*** Records shown ***
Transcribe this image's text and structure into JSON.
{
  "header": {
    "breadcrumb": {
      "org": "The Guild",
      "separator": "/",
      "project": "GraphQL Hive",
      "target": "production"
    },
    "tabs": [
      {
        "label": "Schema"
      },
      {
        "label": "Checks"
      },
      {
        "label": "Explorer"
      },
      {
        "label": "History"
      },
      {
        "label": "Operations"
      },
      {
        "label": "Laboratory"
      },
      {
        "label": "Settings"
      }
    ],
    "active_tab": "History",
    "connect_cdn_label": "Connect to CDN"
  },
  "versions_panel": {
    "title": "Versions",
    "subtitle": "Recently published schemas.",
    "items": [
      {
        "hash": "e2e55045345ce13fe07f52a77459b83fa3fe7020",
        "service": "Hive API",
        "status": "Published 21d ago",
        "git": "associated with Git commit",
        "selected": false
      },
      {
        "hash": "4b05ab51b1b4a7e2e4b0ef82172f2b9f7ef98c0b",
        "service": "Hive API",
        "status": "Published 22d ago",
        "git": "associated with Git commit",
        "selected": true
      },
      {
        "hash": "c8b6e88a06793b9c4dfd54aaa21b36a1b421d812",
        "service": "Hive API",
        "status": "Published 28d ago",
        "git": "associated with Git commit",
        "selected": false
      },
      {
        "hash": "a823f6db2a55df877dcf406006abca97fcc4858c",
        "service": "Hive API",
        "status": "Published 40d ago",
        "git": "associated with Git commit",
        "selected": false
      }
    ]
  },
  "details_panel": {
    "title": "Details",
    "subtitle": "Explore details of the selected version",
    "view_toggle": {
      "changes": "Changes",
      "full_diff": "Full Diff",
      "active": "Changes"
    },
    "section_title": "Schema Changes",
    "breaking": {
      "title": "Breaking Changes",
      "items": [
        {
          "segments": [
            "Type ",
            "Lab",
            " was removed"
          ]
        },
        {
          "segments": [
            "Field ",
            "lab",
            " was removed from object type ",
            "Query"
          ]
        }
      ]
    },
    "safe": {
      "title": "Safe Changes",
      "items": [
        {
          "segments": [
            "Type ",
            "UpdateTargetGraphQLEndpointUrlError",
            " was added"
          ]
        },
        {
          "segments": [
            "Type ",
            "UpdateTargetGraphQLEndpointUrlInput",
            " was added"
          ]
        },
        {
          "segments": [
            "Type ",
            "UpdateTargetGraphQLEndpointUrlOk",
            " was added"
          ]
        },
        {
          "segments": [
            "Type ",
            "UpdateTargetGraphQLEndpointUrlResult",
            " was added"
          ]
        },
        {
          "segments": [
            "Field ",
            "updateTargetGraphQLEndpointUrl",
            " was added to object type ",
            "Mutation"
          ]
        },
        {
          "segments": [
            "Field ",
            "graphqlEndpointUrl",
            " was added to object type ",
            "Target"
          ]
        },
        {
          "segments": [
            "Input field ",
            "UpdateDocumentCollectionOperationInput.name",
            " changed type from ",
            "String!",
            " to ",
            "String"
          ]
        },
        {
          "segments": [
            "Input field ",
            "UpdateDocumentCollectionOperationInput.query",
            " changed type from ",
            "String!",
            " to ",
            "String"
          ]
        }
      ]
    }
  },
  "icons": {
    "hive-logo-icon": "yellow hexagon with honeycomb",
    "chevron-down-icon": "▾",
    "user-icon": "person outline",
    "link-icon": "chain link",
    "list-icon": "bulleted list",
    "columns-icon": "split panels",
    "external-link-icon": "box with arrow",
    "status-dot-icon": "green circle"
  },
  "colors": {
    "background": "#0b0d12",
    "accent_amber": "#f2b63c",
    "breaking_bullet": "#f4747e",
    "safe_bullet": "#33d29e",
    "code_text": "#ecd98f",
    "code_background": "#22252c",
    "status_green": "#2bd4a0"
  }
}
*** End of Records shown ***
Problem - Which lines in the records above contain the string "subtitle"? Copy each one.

Solution to the exercise -
    "subtitle": "Recently published schemas.",
    "subtitle": "Explore details of the selected version",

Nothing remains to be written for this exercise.